Directions: Each entry below is to be copied verbatim, with no line missing.

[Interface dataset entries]
-.-.-

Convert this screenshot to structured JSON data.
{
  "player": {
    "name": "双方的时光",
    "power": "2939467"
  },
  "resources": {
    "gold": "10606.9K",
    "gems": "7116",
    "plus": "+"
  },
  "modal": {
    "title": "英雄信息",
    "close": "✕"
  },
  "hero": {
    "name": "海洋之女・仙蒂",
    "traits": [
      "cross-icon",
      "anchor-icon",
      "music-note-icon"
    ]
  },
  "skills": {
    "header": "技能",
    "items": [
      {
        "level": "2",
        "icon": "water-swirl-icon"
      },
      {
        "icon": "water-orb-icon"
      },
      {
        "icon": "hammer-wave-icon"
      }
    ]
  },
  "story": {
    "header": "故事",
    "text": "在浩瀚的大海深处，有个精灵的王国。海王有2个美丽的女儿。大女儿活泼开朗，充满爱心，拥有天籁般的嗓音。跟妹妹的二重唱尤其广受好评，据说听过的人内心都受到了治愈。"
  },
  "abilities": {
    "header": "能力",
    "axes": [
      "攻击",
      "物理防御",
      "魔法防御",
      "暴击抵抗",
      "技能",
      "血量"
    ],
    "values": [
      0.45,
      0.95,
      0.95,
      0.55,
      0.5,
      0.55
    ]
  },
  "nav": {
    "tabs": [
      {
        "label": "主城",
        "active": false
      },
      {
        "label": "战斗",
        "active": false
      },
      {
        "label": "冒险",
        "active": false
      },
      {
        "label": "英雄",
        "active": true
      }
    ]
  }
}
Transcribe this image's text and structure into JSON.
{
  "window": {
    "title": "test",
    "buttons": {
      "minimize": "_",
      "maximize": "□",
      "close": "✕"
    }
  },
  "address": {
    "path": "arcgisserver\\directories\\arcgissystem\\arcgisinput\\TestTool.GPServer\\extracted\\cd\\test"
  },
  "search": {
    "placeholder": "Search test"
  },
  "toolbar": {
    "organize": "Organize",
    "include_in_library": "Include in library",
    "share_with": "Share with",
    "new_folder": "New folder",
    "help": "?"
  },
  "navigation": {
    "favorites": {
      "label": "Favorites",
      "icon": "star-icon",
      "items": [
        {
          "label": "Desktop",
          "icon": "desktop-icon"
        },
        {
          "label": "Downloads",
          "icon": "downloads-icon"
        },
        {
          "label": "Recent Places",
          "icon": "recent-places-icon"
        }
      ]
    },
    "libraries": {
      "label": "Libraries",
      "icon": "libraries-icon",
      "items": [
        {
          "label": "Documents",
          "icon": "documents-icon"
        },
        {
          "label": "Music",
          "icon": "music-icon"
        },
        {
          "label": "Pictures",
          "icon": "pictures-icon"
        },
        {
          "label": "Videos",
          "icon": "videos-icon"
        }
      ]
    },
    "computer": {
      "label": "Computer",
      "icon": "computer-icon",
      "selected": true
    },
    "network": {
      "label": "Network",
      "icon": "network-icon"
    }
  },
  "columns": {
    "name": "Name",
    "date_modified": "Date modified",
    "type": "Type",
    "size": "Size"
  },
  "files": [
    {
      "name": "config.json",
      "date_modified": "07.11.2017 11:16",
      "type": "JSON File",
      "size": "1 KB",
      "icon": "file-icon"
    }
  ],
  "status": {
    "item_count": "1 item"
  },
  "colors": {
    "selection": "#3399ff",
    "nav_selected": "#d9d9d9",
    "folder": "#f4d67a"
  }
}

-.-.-

Answer box:
Convert this screenshot to structured JSON data.
{
  "player": {
    "name": "双方的时光",
    "power": "2939467"
  },
  "resources": {
    "gold": "10606.9K",
    "gems": "7116",
    "plus": "+"
  },
  "modal": {
    "title": "英雄信息",
    "close": "✕"
  },
  "hero": {
    "name": "海洋之女・仙蒂",
    "traits": [
      "cross-icon",
      "anchor-icon",
      "music-note-icon"
    ]
  },
  "skills": {
    "header": "技能",
    "items": [
      {
        "level": "2",
        "icon": "water-swirl-icon"
      },
      {
        "icon": "water-orb-icon"
      },
      {
        "icon": "hammer-wave-icon"
      }
    ]
  },
  "story": {
    "header": "故事",
    "text": "在浩瀚的大海深处，有个精灵的王国。海王有2个美丽的女儿。大女儿活泼开朗，充满爱心，拥有天籁般的嗓音。跟妹妹的二重唱尤其广受好评，据说听过的人内心都受到了治愈。"
  },
  "abilities": {
    "header": "能力",
    "axes": [
      "攻击",
      "物理防御",
      "魔法防御",
      "暴击抵抗",
      "技能",
      "血量"
    ],
    "values": [
      0.45,
      0.95,
      0.95,
      0.55,
      0.5,
      0.55
    ]
  },
  "nav": {
    "tabs": [
      {
        "label": "主城",
        "active": false
      },
      {
        "label": "战斗",
        "active": false
      },
      {
        "label": "冒险",
        "active": false
      },
      {
        "label": "英雄",
        "active": true
      }
    ]
  }
}
Transcribe this image's text and structure into JSON.
{
  "window": {
    "title": "test",
    "buttons": {
      "minimize": "_",
      "maximize": "□",
      "close": "✕"
    }
  },
  "address": {
    "path": "arcgisserver\\directories\\arcgissystem\\arcgisinput\\TestTool.GPServer\\extracted\\cd\\test"
  },
  "search": {
    "placeholder": "Search test"
  },
  "toolbar": {
    "organize": "Organize",
    "include_in_library": "Include in library",
    "share_with": "Share with",
    "new_folder": "New folder",
    "help": "?"
  },
  "navigation": {
    "favorites": {
      "label": "Favorites",
      "icon": "star-icon",
      "items": [
        {
          "label": "Desktop",
          "icon": "desktop-icon"
        },
        {
          "label": "Downloads",
          "icon": "downloads-icon"
        },
        {
          "label": "Recent Places",
          "icon": "recent-places-icon"
        }
      ]
    },
    "libraries": {
      "label": "Libraries",
      "icon": "libraries-icon",
      "items": [
        {
          "label": "Documents",
          "icon": "documents-icon"
        },
        {
          "label": "Music",
          "icon": "music-icon"
        },
        {
          "label": "Pictures",
          "icon": "pictures-icon"
        },
        {
          "label": "Videos",
          "icon": "videos-icon"
        }
      ]
    },
    "computer": {
      "label": "Computer",
      "icon": "computer-icon",
      "selected": true
    },
    "network": {
      "label": "Network",
      "icon": "network-icon"
    }
  },
  "columns": {
    "name": "Name",
    "date_modified": "Date modified",
    "type": "Type",
    "size": "Size"
  },
  "files": [
    {
      "name": "config.json",
      "date_modified": "07.11.2017 11:16",
      "type": "JSON File",
      "size": "1 KB",
      "icon": "file-icon"
    }
  ],
  "status": {
    "item_count": "1 item"
  },
  "colors": {
    "selection": "#3399ff",
    "nav_selected": "#d9d9d9",
    "folder": "#f4d67a"
  }
}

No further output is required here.